A photo of the Saigō statue in his hometown of Kagoshima is at http://www.gettyimages.com/detail/82982443/Taxi.
Samurai Champloo. 2005. Directed by Shinichiro Watanabe, DVD. There are many versions available. Use with caution—the program includes explicit language and violence.
Inazo Nitobe’s Bushido: The Soul of the Samurai is widely available in affordable paperback and also can be downloaded from Project Gutenberg at http://www.gutenberg.org/etext/12096.
For more on Nitobe, see Hurst, G. Cameron III. “Death, Honor, and Loyalty: The Bushido Ideal,” Philosophy East and West 40:4 (October 1990), 511–527 (available on JSTOR).
Several translations of The Tale of Heike are available; I use Helen McCullough’s Genji and Heike: Selections. 1994. Stanford University Press, but others include Sadler (1928), Kitagawa and Tsuchida (1977), and Watson and Shirane (2006). Detailed chapter descriptions of The Tale of Heike are on John Wallace’s website at http://www.sonic.net/~tabine/heike081003/Heike_mainpage.html. Two battle scenes (full text) from chapter nine are available at http://www.glopac.org/Jparc/Atsumori/Heiketxt.htm.
Takezaki Suenaga’s scrolls are available in annotated translation by Thomas Conlan, In Little Need of Divine Intervention: Takezaki Suenaga’s Scrolls of the Mongol Invasions of Japan (Cornell East Asia Series, 2001). Conlan also has a fascinating website showing different versions of the scrolls at http://www.bowdoin.edu/mongol-scrolls/.
In Conlan’s essay, “In Little Need of Divine Intervention,” he argues that the Japanese fought off the Mongols without any help from kamikaze storms. It can be accessed at http://www.deremilitari.org/resources/articles/intervention.htm.
Many books and websites discuss ways to evaluate primary sources critically. For college students, I recommend Patrick Rael’s site at http://www.bowdoin.edu/writing-guides/.
Butler, Kenneth. “The Heike Monogatari and the Japanese Warrior Ethic,” Harvard Journal of Asiatic Studies, vol. 29 (1969): 93–108, explains the development of The Tale of Heike. Although some of Butler’s theories on orality are now considered out of date, his discussion of how later versions of the tale incorporate greater detail is compelling (available on JSTOR).
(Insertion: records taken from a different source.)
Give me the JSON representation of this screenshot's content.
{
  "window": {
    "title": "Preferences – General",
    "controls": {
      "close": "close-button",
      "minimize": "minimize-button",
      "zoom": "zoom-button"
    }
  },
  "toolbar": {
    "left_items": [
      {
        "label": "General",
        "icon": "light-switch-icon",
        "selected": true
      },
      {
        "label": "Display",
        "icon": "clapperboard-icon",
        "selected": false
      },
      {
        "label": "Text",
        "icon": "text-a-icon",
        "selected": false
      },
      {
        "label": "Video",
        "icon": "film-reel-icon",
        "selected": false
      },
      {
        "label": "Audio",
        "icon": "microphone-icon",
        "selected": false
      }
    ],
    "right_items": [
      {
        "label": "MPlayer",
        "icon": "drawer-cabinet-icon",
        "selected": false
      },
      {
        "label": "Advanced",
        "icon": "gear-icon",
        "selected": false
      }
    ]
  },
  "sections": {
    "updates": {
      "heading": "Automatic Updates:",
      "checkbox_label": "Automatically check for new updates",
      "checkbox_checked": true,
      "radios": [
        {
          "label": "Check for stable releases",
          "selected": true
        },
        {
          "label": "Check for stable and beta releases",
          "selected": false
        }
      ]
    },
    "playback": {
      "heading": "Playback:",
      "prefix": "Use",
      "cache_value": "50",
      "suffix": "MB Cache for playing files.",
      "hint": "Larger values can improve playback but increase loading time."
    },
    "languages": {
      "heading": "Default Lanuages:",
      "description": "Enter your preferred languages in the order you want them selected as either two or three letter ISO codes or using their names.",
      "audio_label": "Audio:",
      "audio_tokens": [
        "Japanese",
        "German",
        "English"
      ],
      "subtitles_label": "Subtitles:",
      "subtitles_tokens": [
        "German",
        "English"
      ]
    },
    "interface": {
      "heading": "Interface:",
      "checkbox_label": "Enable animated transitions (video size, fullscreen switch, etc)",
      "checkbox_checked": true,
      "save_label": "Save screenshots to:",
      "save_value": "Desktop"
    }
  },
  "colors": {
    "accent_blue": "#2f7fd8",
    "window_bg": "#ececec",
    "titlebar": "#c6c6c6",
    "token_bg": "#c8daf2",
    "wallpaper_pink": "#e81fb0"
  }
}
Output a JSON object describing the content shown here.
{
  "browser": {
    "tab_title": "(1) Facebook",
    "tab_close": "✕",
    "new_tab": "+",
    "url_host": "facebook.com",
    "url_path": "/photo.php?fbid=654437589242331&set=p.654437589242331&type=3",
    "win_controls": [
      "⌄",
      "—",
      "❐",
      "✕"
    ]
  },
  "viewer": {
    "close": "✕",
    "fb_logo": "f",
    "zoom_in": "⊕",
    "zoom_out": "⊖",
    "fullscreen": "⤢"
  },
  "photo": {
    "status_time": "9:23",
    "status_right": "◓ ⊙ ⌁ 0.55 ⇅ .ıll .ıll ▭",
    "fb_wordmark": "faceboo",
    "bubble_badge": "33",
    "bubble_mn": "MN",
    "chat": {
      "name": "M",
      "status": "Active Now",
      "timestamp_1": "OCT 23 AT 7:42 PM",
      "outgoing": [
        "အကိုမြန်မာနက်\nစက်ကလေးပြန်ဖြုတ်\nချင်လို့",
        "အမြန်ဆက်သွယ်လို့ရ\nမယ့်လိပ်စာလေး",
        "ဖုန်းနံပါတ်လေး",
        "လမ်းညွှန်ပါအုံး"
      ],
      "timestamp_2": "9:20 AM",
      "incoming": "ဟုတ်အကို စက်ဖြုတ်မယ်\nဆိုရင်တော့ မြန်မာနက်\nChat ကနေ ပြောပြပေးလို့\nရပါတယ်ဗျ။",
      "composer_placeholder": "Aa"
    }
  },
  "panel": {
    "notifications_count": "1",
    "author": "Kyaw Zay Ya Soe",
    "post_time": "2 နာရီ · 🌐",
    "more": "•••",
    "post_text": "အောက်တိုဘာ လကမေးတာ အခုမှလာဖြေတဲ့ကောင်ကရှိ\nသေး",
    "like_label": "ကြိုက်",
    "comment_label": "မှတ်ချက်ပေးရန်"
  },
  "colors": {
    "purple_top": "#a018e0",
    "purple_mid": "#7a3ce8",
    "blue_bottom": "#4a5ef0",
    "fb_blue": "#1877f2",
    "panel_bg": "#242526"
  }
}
Friday, Karl. 2004. “The Culture of War,” Samurai, Warfare, and the State in Early Medieval Japan. Routledge.
1. Karl Friday, “Once and Future Warriors: The Samurai in Japanese History,” Education About Asia 10 (Winter 2005): 31–38; Joan E. Ericson and Jim Matson, “Lessons of the Last Samurai,” Education About Asia, 9 (Fall 2004): 12–16.
2. Mark Ravina, The Last Samurai: The Life and Battles of Saigō Takamori (Wiley, 2005), 3, 126, 167–68.
3. Thomas Conlan, In Little Need of Divine Intervention: Takezaki Suenaga’s Scrolls of the Mongol Invasions of Japan (Cornell East Asia Series, 2001).
4. Kenneth Butler, “The Heike Monogatari and the Japanese Warrior Ethic,” Harvard Journal of Asiatic Studies 29 (1969): 93–108; Karl Friday, Samurai, Warfare, and the State (Routledge, 2003), 135–63.
5. Conlan, 254–75.